- **What is expected**: In your reply, restate all of the records below word for word.

- **Exercise input**:

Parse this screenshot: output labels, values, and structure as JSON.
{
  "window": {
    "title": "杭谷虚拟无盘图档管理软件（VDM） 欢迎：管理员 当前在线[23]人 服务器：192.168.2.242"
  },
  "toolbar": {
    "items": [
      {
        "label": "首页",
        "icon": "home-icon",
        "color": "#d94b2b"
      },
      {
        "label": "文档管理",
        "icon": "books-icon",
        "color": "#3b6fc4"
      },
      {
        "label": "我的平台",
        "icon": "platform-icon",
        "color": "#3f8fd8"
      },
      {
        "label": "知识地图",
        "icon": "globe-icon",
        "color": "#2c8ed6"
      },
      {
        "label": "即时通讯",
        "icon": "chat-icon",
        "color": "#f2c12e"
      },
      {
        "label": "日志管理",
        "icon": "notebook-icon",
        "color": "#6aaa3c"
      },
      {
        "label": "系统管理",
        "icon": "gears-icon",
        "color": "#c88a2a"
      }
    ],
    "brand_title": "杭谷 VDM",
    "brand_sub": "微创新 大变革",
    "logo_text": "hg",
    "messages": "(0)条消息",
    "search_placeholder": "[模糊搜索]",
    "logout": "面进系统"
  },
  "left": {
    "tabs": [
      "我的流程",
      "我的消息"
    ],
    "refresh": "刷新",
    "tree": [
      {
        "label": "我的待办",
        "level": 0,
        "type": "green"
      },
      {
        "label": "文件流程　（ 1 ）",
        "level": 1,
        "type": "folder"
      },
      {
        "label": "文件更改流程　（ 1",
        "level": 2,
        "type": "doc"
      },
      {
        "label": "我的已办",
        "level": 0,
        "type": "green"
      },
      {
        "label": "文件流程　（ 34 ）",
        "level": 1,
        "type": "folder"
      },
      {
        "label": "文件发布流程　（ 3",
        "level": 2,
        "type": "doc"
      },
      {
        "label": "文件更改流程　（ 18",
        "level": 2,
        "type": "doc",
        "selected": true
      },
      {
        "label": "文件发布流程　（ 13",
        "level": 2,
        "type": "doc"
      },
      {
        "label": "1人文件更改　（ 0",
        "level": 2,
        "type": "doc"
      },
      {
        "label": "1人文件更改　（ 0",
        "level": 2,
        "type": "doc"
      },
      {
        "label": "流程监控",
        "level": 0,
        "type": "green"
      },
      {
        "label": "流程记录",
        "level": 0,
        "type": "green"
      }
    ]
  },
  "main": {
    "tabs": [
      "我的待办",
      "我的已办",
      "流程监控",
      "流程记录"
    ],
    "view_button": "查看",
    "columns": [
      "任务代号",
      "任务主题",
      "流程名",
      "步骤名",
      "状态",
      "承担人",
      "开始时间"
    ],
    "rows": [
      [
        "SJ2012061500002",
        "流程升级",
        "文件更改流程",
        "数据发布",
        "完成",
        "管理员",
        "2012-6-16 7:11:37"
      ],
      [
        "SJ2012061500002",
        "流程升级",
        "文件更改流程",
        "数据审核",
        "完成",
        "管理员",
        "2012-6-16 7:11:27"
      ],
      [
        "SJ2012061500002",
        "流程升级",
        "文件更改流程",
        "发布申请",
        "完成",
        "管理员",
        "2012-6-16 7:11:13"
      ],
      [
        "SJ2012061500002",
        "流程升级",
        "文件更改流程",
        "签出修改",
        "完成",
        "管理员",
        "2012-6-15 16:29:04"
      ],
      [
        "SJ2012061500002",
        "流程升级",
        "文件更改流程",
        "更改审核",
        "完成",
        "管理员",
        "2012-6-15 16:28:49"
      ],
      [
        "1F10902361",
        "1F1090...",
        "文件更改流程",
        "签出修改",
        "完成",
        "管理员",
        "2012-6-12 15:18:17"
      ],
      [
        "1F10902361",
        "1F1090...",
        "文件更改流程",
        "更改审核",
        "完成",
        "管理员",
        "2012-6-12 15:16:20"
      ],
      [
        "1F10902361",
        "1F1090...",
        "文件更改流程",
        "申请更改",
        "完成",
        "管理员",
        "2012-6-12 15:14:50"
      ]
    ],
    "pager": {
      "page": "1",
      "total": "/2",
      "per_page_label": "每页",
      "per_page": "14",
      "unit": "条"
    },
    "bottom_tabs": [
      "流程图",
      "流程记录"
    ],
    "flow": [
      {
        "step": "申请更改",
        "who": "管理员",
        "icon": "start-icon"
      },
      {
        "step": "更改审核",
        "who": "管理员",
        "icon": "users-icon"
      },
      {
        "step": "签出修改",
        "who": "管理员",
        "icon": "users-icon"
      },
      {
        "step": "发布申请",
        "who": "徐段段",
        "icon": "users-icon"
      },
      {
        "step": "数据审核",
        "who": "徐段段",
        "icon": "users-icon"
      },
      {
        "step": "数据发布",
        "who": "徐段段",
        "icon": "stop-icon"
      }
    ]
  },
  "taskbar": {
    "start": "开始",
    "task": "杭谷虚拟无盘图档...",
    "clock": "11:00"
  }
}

- **Answer for this exercise**:
Parse this screenshot: output labels, values, and structure as JSON.
{
  "window": {
    "title": "杭谷虚拟无盘图档管理软件（VDM） 欢迎：管理员 当前在线[23]人 服务器：192.168.2.242"
  },
  "toolbar": {
    "items": [
      {
        "label": "首页",
        "icon": "home-icon",
        "color": "#d94b2b"
      },
      {
        "label": "文档管理",
        "icon": "books-icon",
        "color": "#3b6fc4"
      },
      {
        "label": "我的平台",
        "icon": "platform-icon",
        "color": "#3f8fd8"
      },
      {
        "label": "知识地图",
        "icon": "globe-icon",
        "color": "#2c8ed6"
      },
      {
        "label": "即时通讯",
        "icon": "chat-icon",
        "color": "#f2c12e"
      },
      {
        "label": "日志管理",
        "icon": "notebook-icon",
        "color": "#6aaa3c"
      },
      {
        "label": "系统管理",
        "icon": "gears-icon",
        "color": "#c88a2a"
      }
    ],
    "brand_title": "杭谷 VDM",
    "brand_sub": "微创新 大变革",
    "logo_text": "hg",
    "messages": "(0)条消息",
    "search_placeholder": "[模糊搜索]",
    "logout": "面进系统"
  },
  "left": {
    "tabs": [
      "我的流程",
      "我的消息"
    ],
    "refresh": "刷新",
    "tree": [
      {
        "label": "我的待办",
        "level": 0,
        "type": "green"
      },
      {
        "label": "文件流程　（ 1 ）",
        "level": 1,
        "type": "folder"
      },
      {
        "label": "文件更改流程　（ 1",
        "level": 2,
        "type": "doc"
      },
      {
        "label": "我的已办",
        "level": 0,
        "type": "green"
      },
      {
        "label": "文件流程　（ 34 ）",
        "level": 1,
        "type": "folder"
      },
      {
        "label": "文件发布流程　（ 3",
        "level": 2,
        "type": "doc"
      },
      {
        "label": "文件更改流程　（ 18",
        "level": 2,
        "type": "doc",
        "selected": true
      },
      {
        "label": "文件发布流程　（ 13",
        "level": 2,
        "type": "doc"
      },
      {
        "label": "1人文件更改　（ 0",
        "level": 2,
        "type": "doc"
      },
      {
        "label": "1人文件更改　（ 0",
        "level": 2,
        "type": "doc"
      },
      {
        "label": "流程监控",
        "level": 0,
        "type": "green"
      },
      {
        "label": "流程记录",
        "level": 0,
        "type": "green"
      }
    ]
  },
  "main": {
    "tabs": [
      "我的待办",
      "我的已办",
      "流程监控",
      "流程记录"
    ],
    "view_button": "查看",
    "columns": [
      "任务代号",
      "任务主题",
      "流程名",
      "步骤名",
      "状态",
      "承担人",
      "开始时间"
    ],
    "rows": [
      [
        "SJ2012061500002",
        "流程升级",
        "文件更改流程",
        "数据发布",
        "完成",
        "管理员",
        "2012-6-16 7:11:37"
      ],
      [
        "SJ2012061500002",
        "流程升级",
        "文件更改流程",
        "数据审核",
        "完成",
        "管理员",
        "2012-6-16 7:11:27"
      ],
      [
        "SJ2012061500002",
        "流程升级",
        "文件更改流程",
        "发布申请",
        "完成",
        "管理员",
        "2012-6-16 7:11:13"
      ],
      [
        "SJ2012061500002",
        "流程升级",
        "文件更改流程",
        "签出修改",
        "完成",
        "管理员",
        "2012-6-15 16:29:04"
      ],
      [
        "SJ2012061500002",
        "流程升级",
        "文件更改流程",
        "更改审核",
        "完成",
        "管理员",
        "2012-6-15 16:28:49"
      ],
      [
        "1F10902361",
        "1F1090...",
        "文件更改流程",
        "签出修改",
        "完成",
        "管理员",
        "2012-6-12 15:18:17"
      ],
      [
        "1F10902361",
        "1F1090...",
        "文件更改流程",
        "更改审核",
        "完成",
        "管理员",
        "2012-6-12 15:16:20"
      ],
      [
        "1F10902361",
        "1F1090...",
        "文件更改流程",
        "申请更改",
        "完成",
        "管理员",
        "2012-6-12 15:14:50"
      ]
    ],
    "pager": {
      "page": "1",
      "total": "/2",
      "per_page_label": "每页",
      "per_page": "14",
      "unit": "条"
    },
    "bottom_tabs": [
      "流程图",
      "流程记录"
    ],
    "flow": [
      {
        "step": "申请更改",
        "who": "管理员",
        "icon": "start-icon"
      },
      {
        "step": "更改审核",
        "who": "管理员",
        "icon": "users-icon"
      },
      {
        "step": "签出修改",
        "who": "管理员",
        "icon": "users-icon"
      },
      {
        "step": "发布申请",
        "who": "徐段段",
        "icon": "users-icon"
      },
      {
        "step": "数据审核",
        "who": "徐段段",
        "icon": "users-icon"
      },
      {
        "step": "数据发布",
        "who": "徐段段",
        "icon": "stop-icon"
      }
    ]
  },
  "taskbar": {
    "start": "开始",
    "task": "杭谷虚拟无盘图档...",
    "clock": "11:00"
  }
}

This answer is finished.